⟨
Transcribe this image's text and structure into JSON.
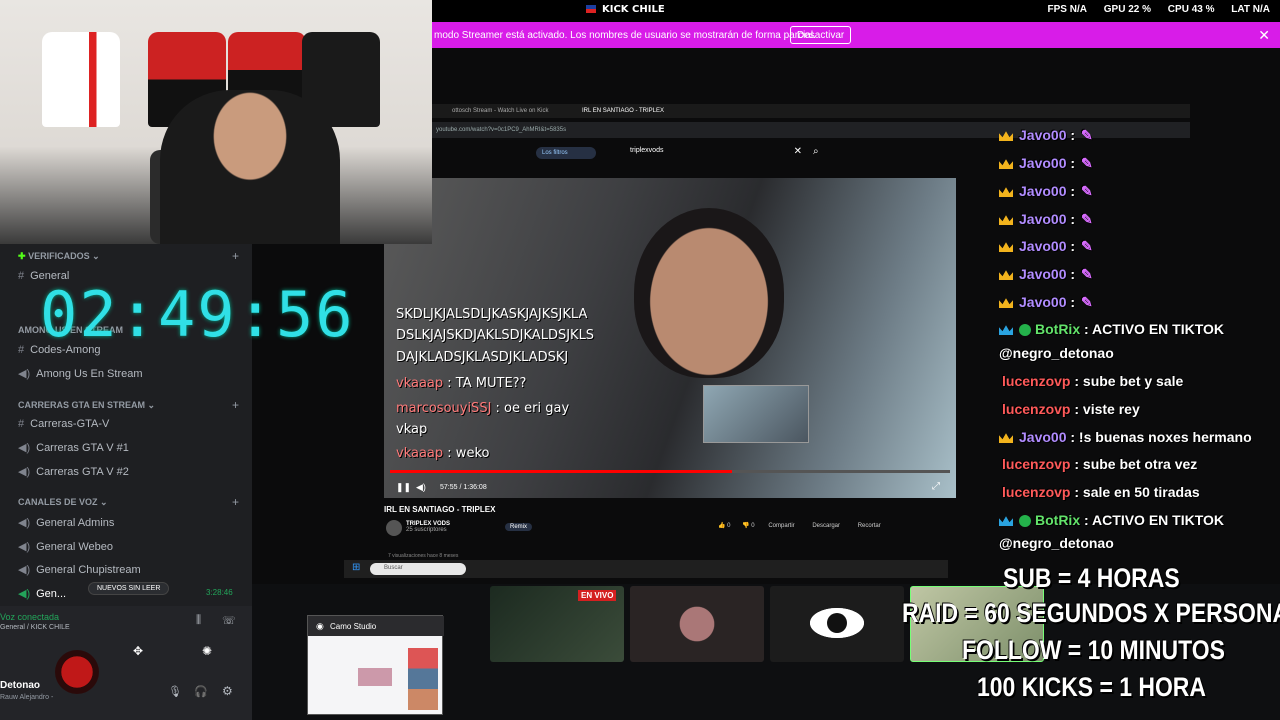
{
  "topbar": {
    "title": "KICK CHILE",
    "stats": [
      {
        "label": "FPS",
        "value": "N/A"
      },
      {
        "label": "GPU",
        "value": "22 %"
      },
      {
        "label": "CPU",
        "value": "43 %"
      },
      {
        "label": "LAT",
        "value": "N/A"
      }
    ]
  },
  "banner": {
    "text": "modo Streamer está activado. Los nombres de usuario se mostrarán de forma parcial.",
    "button": "Desactivar",
    "close": "✕"
  },
  "timer": "02:49:56",
  "discord": {
    "categories": [
      {
        "label": "VERIFICADOS",
        "channels": [
          {
            "type": "text",
            "name": "General"
          }
        ]
      },
      {
        "label": "AMONG US EN STREAM",
        "channels": [
          {
            "type": "text",
            "name": "Codes-Among"
          },
          {
            "type": "voice",
            "name": "Among Us En Stream"
          }
        ]
      },
      {
        "label": "CARRERAS GTA EN STREAM",
        "channels": [
          {
            "type": "text",
            "name": "Carreras-GTA-V"
          },
          {
            "type": "voice",
            "name": "Carreras GTA V #1"
          },
          {
            "type": "voice",
            "name": "Carreras GTA V #2"
          }
        ]
      },
      {
        "label": "CANALES DE VOZ",
        "channels": [
          {
            "type": "voice",
            "name": "General Admins"
          },
          {
            "type": "voice",
            "name": "General Webeo"
          },
          {
            "type": "voice",
            "name": "General Chupistream"
          },
          {
            "type": "voice",
            "name": "Gen..."
          }
        ]
      }
    ],
    "unread_pill": "NUEVOS SIN LEER",
    "voice_time": "3:28:46",
    "voice_status": "Voz conectada",
    "voice_channel": "General / KICK CHILE",
    "user_name": "Detonao",
    "user_status": "Rauw Alejandro -"
  },
  "browser": {
    "tabs": [
      "ottosch Stream - Watch Live on Kick",
      "IRL EN SANTIAGO - TRIPLEX"
    ],
    "url": "youtube.com/watch?v=0c1PC9_AhMRI&t=5835s",
    "filter": "Los filtros",
    "search": "triplexvods"
  },
  "video": {
    "chat": [
      {
        "user": "",
        "text": "SKDLJKJALSDLJKASKJAJKSJKLA"
      },
      {
        "user": "",
        "text": "DSLKJAJSKDJAKLSDJKALDSJKLS"
      },
      {
        "user": "",
        "text": "DAJKLADSJKLASDJKLADSKJ"
      },
      {
        "user": "vkaaap",
        "text": ": TA MUTE??"
      },
      {
        "user": "marcosouyiSSJ",
        "text": ": oe eri gay"
      },
      {
        "user": "",
        "text": "vkap"
      },
      {
        "user": "vkaaap",
        "text": ": weko"
      }
    ],
    "progress": 0.61,
    "time": "57:55 / 1:36:08",
    "title": "IRL EN SANTIAGO - TRIPLEX",
    "channel": "TRIPLEX VODS",
    "subs": "25 suscriptores",
    "actions": [
      "0",
      "0",
      "Compartir",
      "Descargar",
      "Recortar"
    ],
    "remix": "Remix",
    "views": "7 visualizaciones  hace 8 meses"
  },
  "overlay_chat": [
    {
      "kind": "javo",
      "user": "Javo00",
      "text": ":"
    },
    {
      "kind": "javo",
      "user": "Javo00",
      "text": ":"
    },
    {
      "kind": "javo",
      "user": "Javo00",
      "text": ":"
    },
    {
      "kind": "javo",
      "user": "Javo00",
      "text": ":"
    },
    {
      "kind": "javo",
      "user": "Javo00",
      "text": ":"
    },
    {
      "kind": "javo",
      "user": "Javo00",
      "text": ":"
    },
    {
      "kind": "javo",
      "user": "Javo00",
      "text": ":"
    },
    {
      "kind": "bot",
      "user": "BotRix",
      "text": ": ACTIVO EN TIKTOK"
    },
    {
      "kind": "plain",
      "user": "",
      "text": "@negro_detonao"
    },
    {
      "kind": "luc",
      "user": "lucenzovp",
      "text": ": sube bet y sale"
    },
    {
      "kind": "luc",
      "user": "lucenzovp",
      "text": ": viste rey"
    },
    {
      "kind": "javo",
      "user": "Javo00",
      "text": ": !s buenas noxes hermano"
    },
    {
      "kind": "luc",
      "user": "lucenzovp",
      "text": ": sube bet otra vez"
    },
    {
      "kind": "luc",
      "user": "lucenzovp",
      "text": ": sale en 50 tiradas"
    },
    {
      "kind": "bot",
      "user": "BotRix",
      "text": ": ACTIVO EN TIKTOK"
    },
    {
      "kind": "plain",
      "user": "",
      "text": "@negro_detonao"
    }
  ],
  "rules": [
    "SUB = 4 HORAS",
    "RAID = 60 SEGUNDOS X PERSONA",
    "FOLLOW = 10 MINUTOS",
    "100 KICKS = 1 HORA"
  ],
  "camo": {
    "title": "Camo Studio"
  },
  "thumbnails": {
    "live_badge": "EN VIVO"
  },
  "taskbar": {
    "search": "Buscar"
  },
  "colors": {
    "kick_green": "#53fc18",
    "banner": "#d81ce8",
    "timer": "#30e0e6"
  }
}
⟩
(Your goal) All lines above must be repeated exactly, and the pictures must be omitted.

(Answer space)
Transcribe this image's text and structure into JSON.
{
  "topbar": {
    "title": "KICK CHILE",
    "stats": [
      {
        "label": "FPS",
        "value": "N/A"
      },
      {
        "label": "GPU",
        "value": "22 %"
      },
      {
        "label": "CPU",
        "value": "43 %"
      },
      {
        "label": "LAT",
        "value": "N/A"
      }
    ]
  },
  "banner": {
    "text": "modo Streamer está activado. Los nombres de usuario se mostrarán de forma parcial.",
    "button": "Desactivar",
    "close": "✕"
  },
  "timer": "02:49:56",
  "discord": {
    "categories": [
      {
        "label": "VERIFICADOS",
        "channels": [
          {
            "type": "text",
            "name": "General"
          }
        ]
      },
      {
        "label": "AMONG US EN STREAM",
        "channels": [
          {
            "type": "text",
            "name": "Codes-Among"
          },
          {
            "type": "voice",
            "name": "Among Us En Stream"
          }
        ]
      },
      {
        "label": "CARRERAS GTA EN STREAM",
        "channels": [
          {
            "type": "text",
            "name": "Carreras-GTA-V"
          },
          {
            "type": "voice",
            "name": "Carreras GTA V #1"
          },
          {
            "type": "voice",
            "name": "Carreras GTA V #2"
          }
        ]
      },
      {
        "label": "CANALES DE VOZ",
        "channels": [
          {
            "type": "voice",
            "name": "General Admins"
          },
          {
            "type": "voice",
            "name": "General Webeo"
          },
          {
            "type": "voice",
            "name": "General Chupistream"
          },
          {
            "type": "voice",
            "name": "Gen..."
          }
        ]
      }
    ],
    "unread_pill": "NUEVOS SIN LEER",
    "voice_time": "3:28:46",
    "voice_status": "Voz conectada",
    "voice_channel": "General / KICK CHILE",
    "user_name": "Detonao",
    "user_status": "Rauw Alejandro -"
  },
  "browser": {
    "tabs": [
      "ottosch Stream - Watch Live on Kick",
      "IRL EN SANTIAGO - TRIPLEX"
    ],
    "url": "youtube.com/watch?v=0c1PC9_AhMRI&t=5835s",
    "filter": "Los filtros",
    "search": "triplexvods"
  },
  "video": {
    "chat": [
      {
        "user": "",
        "text": "SKDLJKJALSDLJKASKJAJKSJKLA"
      },
      {
        "user": "",
        "text": "DSLKJAJSKDJAKLSDJKALDSJKLS"
      },
      {
        "user": "",
        "text": "DAJKLADSJKLASDJKLADSKJ"
      },
      {
        "user": "vkaaap",
        "text": ": TA MUTE??"
      },
      {
        "user": "marcosouyiSSJ",
        "text": ": oe eri gay"
      },
      {
        "user": "",
        "text": "vkap"
      },
      {
        "user": "vkaaap",
        "text": ": weko"
      }
    ],
    "progress": 0.61,
    "time": "57:55 / 1:36:08",
    "title": "IRL EN SANTIAGO - TRIPLEX",
    "channel": "TRIPLEX VODS",
    "subs": "25 suscriptores",
    "actions": [
      "0",
      "0",
      "Compartir",
      "Descargar",
      "Recortar"
    ],
    "remix": "Remix",
    "views": "7 visualizaciones  hace 8 meses"
  },
  "overlay_chat": [
    {
      "kind": "javo",
      "user": "Javo00",
      "text": ":"
    },
    {
      "kind": "javo",
      "user": "Javo00",
      "text": ":"
    },
    {
      "kind": "javo",
      "user": "Javo00",
      "text": ":"
    },
    {
      "kind": "javo",
      "user": "Javo00",
      "text": ":"
    },
    {
      "kind": "javo",
      "user": "Javo00",
      "text": ":"
    },
    {
      "kind": "javo",
      "user": "Javo00",
      "text": ":"
    },
    {
      "kind": "javo",
      "user": "Javo00",
      "text": ":"
    },
    {
      "kind": "bot",
      "user": "BotRix",
      "text": ": ACTIVO EN TIKTOK"
    },
    {
      "kind": "plain",
      "user": "",
      "text": "@negro_detonao"
    },
    {
      "kind": "luc",
      "user": "lucenzovp",
      "text": ": sube bet y sale"
    },
    {
      "kind": "luc",
      "user": "lucenzovp",
      "text": ": viste rey"
    },
    {
      "kind": "javo",
      "user": "Javo00",
      "text": ": !s buenas noxes hermano"
    },
    {
      "kind": "luc",
      "user": "lucenzovp",
      "text": ": sube bet otra vez"
    },
    {
      "kind": "luc",
      "user": "lucenzovp",
      "text": ": sale en 50 tiradas"
    },
    {
      "kind": "bot",
      "user": "BotRix",
      "text": ": ACTIVO EN TIKTOK"
    },
    {
      "kind": "plain",
      "user": "",
      "text": "@negro_detonao"
    }
  ],
  "rules": [
    "SUB = 4 HORAS",
    "RAID = 60 SEGUNDOS X PERSONA",
    "FOLLOW = 10 MINUTOS",
    "100 KICKS = 1 HORA"
  ],
  "camo": {
    "title": "Camo Studio"
  },
  "thumbnails": {
    "live_badge": "EN VIVO"
  },
  "taskbar": {
    "search": "Buscar"
  },
  "colors": {
    "kick_green": "#53fc18",
    "banner": "#d81ce8",
    "timer": "#30e0e6"
  }
}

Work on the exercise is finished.